This time I find my aloneness reassuring, comforting, a kind of soft and gentle place in which to recuperate. I do not consider myself solitary. Rather, I am always around people; at home my parents speak to me of a better life and teach me to cook. I feel pain and sorrow but I believe it healthy and take it like some kind of daily vitamin, a boost to the senses. I can cross a road without doubting my arrival to the other side and it feels to me a slight victory. When the house is empty I stand in the kitchen and watch my grandmother’s green urn-box, contemplating her awareness post-mortem. I do not leave my bedroom for days, and spend my time peeking between the blinds. The world continues to turn regardless of whether I am in it, and often unaware of my presence altogether. I watch families move in, move out, have parties, have children. It feels as if I have visited a zoo and they are an exhibit, strange creatures behaving in strange ways in strange fenced-off boxes.
I spend too much time like this. I paint. I think. I pace. I do not write.
My grandmother’s belonging populate the house. Her lamp finds it’s way to my bedside table and illuminates my workspace. I begin to write again.
Standing again in the desert heat but this time alone (alone, not solitary) half a year later I would think of her, and of that moment, and wonder what it is about us that sets us so far apart from the rest. There are words, of course, acronyms and medical terms to explain us away. This time I know I am mad but do not yet know the name for it: while hers was dementia and stroke, mine is more complex, more fragile. This time my neck is heavy with a camera and I shake with laughter, sneaking kisses from my partner while my sisters play on rocks. We share a secret, he and I, a secret loneliness, though his is different from mine. Together we are solitary, a pair, alone in the crowd. We stand apart. I feel crazed beneath a deep blue sky and he holds my hand and does not understand, but is patient. For the first time in my life ‘alone’ is not such a bad thing and when I mount him later that night in forty degree summer heat I feel neither alone nor solitary. Somehow, after the act, the stickiness and heat does not seem as pure as it had, the connection more tarnished, but we savour it anyway. Our kisses transform the old metals of sex into burnished gold. Everything is sacred during those first few months of love, and beguiled I open up to him. I tell him everything. Afterwards we ache and bemoan our sunburns and ask each other if how we felt in passion is how others feel in the crowd.

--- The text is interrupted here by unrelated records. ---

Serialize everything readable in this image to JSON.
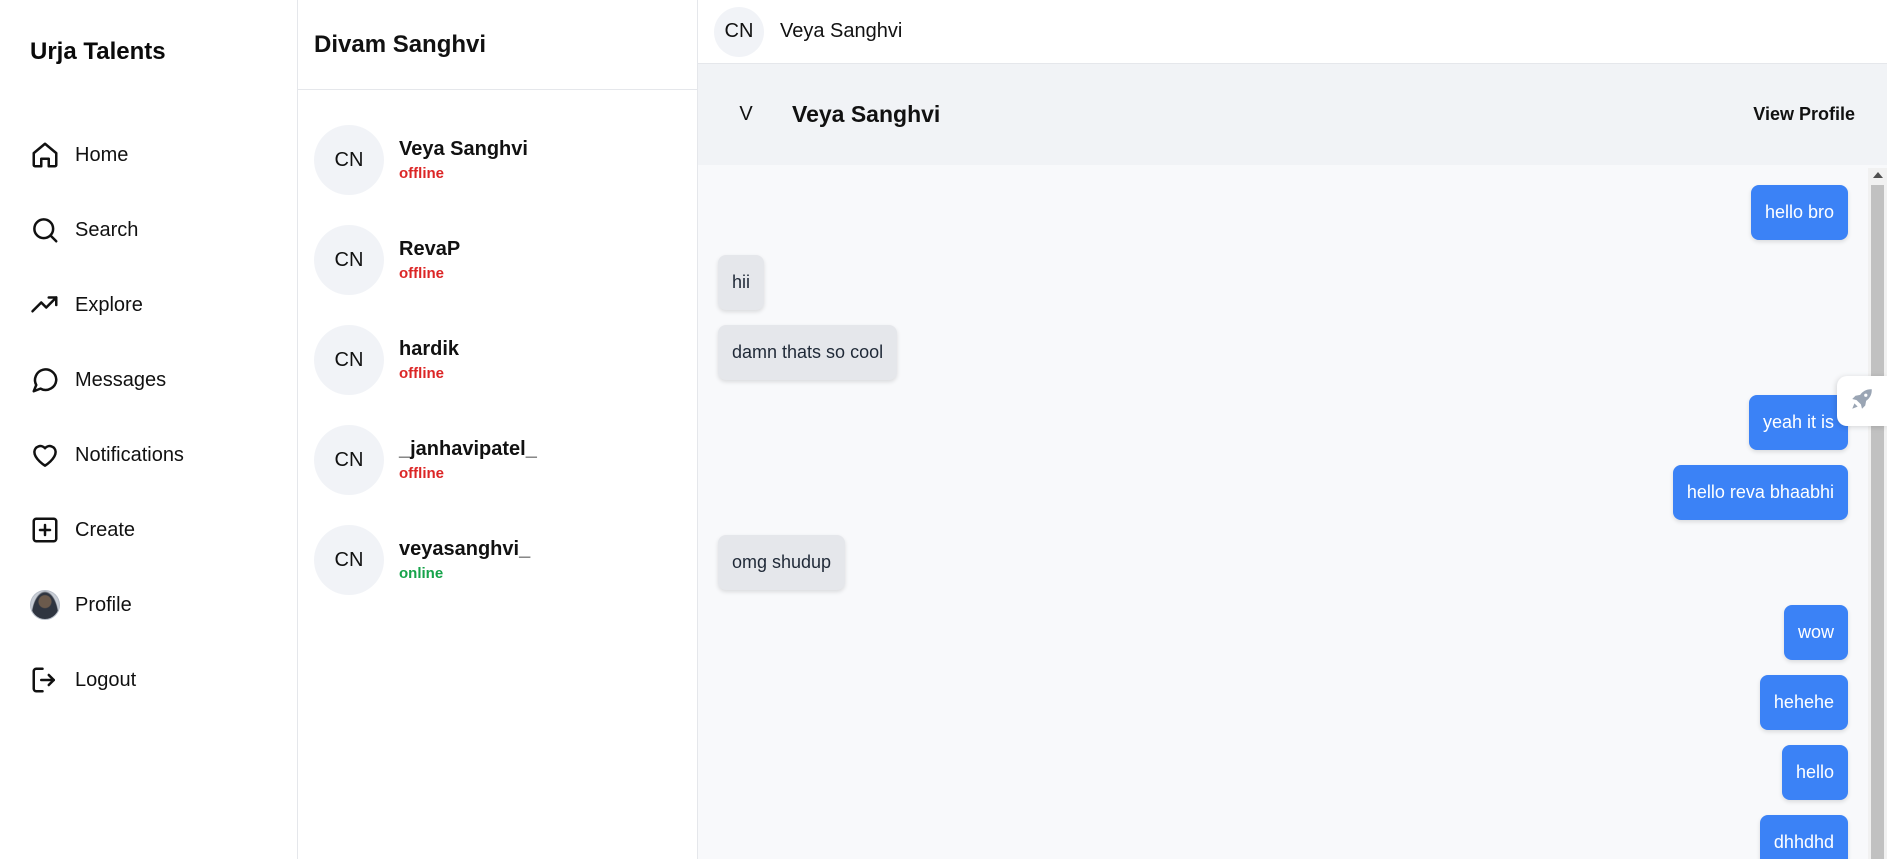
{
  "brand": "Urja Talents",
  "nav": {
    "items": [
      {
        "label": "Home",
        "icon": "home-icon"
      },
      {
        "label": "Search",
        "icon": "search-icon"
      },
      {
        "label": "Explore",
        "icon": "trending-up-icon"
      },
      {
        "label": "Messages",
        "icon": "message-circle-icon"
      },
      {
        "label": "Notifications",
        "icon": "heart-icon"
      },
      {
        "label": "Create",
        "icon": "plus-square-icon"
      },
      {
        "label": "Profile",
        "icon": "profile-avatar"
      },
      {
        "label": "Logout",
        "icon": "logout-icon"
      }
    ]
  },
  "list": {
    "title": "Divam Sanghvi",
    "conversations": [
      {
        "avatar": "CN",
        "name": "Veya Sanghvi",
        "status": "offline"
      },
      {
        "avatar": "CN",
        "name": "RevaP",
        "status": "offline"
      },
      {
        "avatar": "CN",
        "name": "hardik",
        "status": "offline"
      },
      {
        "avatar": "CN",
        "name": "_janhavipatel_",
        "status": "offline"
      },
      {
        "avatar": "CN",
        "name": "veyasanghvi_",
        "status": "online"
      }
    ]
  },
  "chat": {
    "topbar": {
      "avatar": "CN",
      "name": "Veya Sanghvi"
    },
    "header": {
      "avatar": "V",
      "name": "Veya Sanghvi",
      "view_profile_label": "View Profile"
    },
    "messages": [
      {
        "text": "hello bro",
        "direction": "out"
      },
      {
        "text": "hii",
        "direction": "in"
      },
      {
        "text": "damn thats so cool",
        "direction": "in"
      },
      {
        "text": "yeah it is",
        "direction": "out"
      },
      {
        "text": "hello reva bhaabhi",
        "direction": "out"
      },
      {
        "text": "omg shudup",
        "direction": "in"
      },
      {
        "text": "wow",
        "direction": "out"
      },
      {
        "text": "hehehe",
        "direction": "out"
      },
      {
        "text": "hello",
        "direction": "out"
      },
      {
        "text": "dhhdhd",
        "direction": "out"
      }
    ]
  },
  "colors": {
    "outgoing_bubble": "#3b82f6",
    "incoming_bubble": "#e5e7eb",
    "offline": "#dc2626",
    "online": "#16a34a"
  }
}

We doubt it. He suggests that everyone is alone. I believe him.
I ask him if I am crazy. He shrugs, and kisses me, and tells me he doesn’t think so.
I tell him I need help, and he agrees.
Later again, not long ago now, and I know my words, I know the description for my loneliness. My otherness takes on an acronym and a rough cloak of stigma. I am a girl, sitting on a bed, alone and tired and not altogether there. I keep the company of a jack russel named Jack Pavarotti who has a terrible issue with flatulence and sad old eyes that always seem guilty. I am well loved and well cared for and very rarely solitary these days but I am maddened, an other, apart from the rest.
I write at inopportune moments and of inappropriate things, and it brings me catharsis.
I wish my grandmother had been granted the same kindness.